Brief: Leave out the images and output the records word for word.

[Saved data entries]
=== Begin Enclosure ===
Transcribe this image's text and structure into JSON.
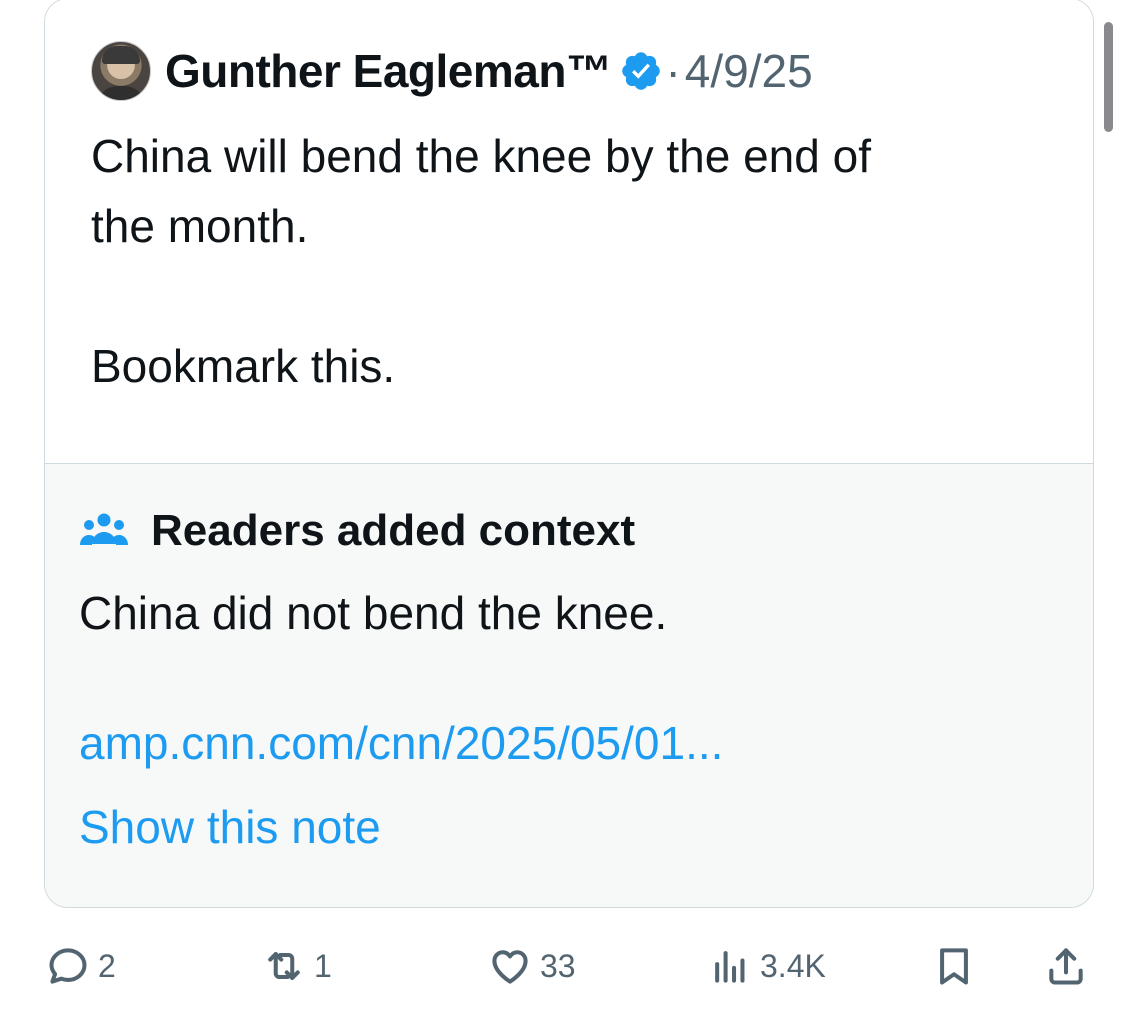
{
  "quoted_post": {
    "author_name": "Gunther Eagleman™",
    "verified": true,
    "separator": "·",
    "date": "4/9/25",
    "text": "China will bend the knee by the end of\nthe month.\n\nBookmark this."
  },
  "community_note": {
    "icon": "people-group-icon",
    "title": "Readers added context",
    "body": "China did not bend the knee.",
    "link_text": "amp.cnn.com/cnn/2025/05/01...",
    "show_note_label": "Show this note"
  },
  "actions": {
    "reply_count": "2",
    "repost_count": "1",
    "like_count": "33",
    "views_count": "3.4K"
  },
  "colors": {
    "accent": "#1d9bf0",
    "secondary_text": "#536471",
    "border": "#cfd9de",
    "note_background": "#f7f9f9"
  }
}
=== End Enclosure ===
Response to the task:
Transcribe this image's text and structure into JSON.
{
  "quoted_post": {
    "author_name": "Gunther Eagleman™",
    "verified": true,
    "separator": "·",
    "date": "4/9/25",
    "text": "China will bend the knee by the end of\nthe month.\n\nBookmark this."
  },
  "community_note": {
    "icon": "people-group-icon",
    "title": "Readers added context",
    "body": "China did not bend the knee.",
    "link_text": "amp.cnn.com/cnn/2025/05/01...",
    "show_note_label": "Show this note"
  },
  "actions": {
    "reply_count": "2",
    "repost_count": "1",
    "like_count": "33",
    "views_count": "3.4K"
  },
  "colors": {
    "accent": "#1d9bf0",
    "secondary_text": "#536471",
    "border": "#cfd9de",
    "note_background": "#f7f9f9"
  }
}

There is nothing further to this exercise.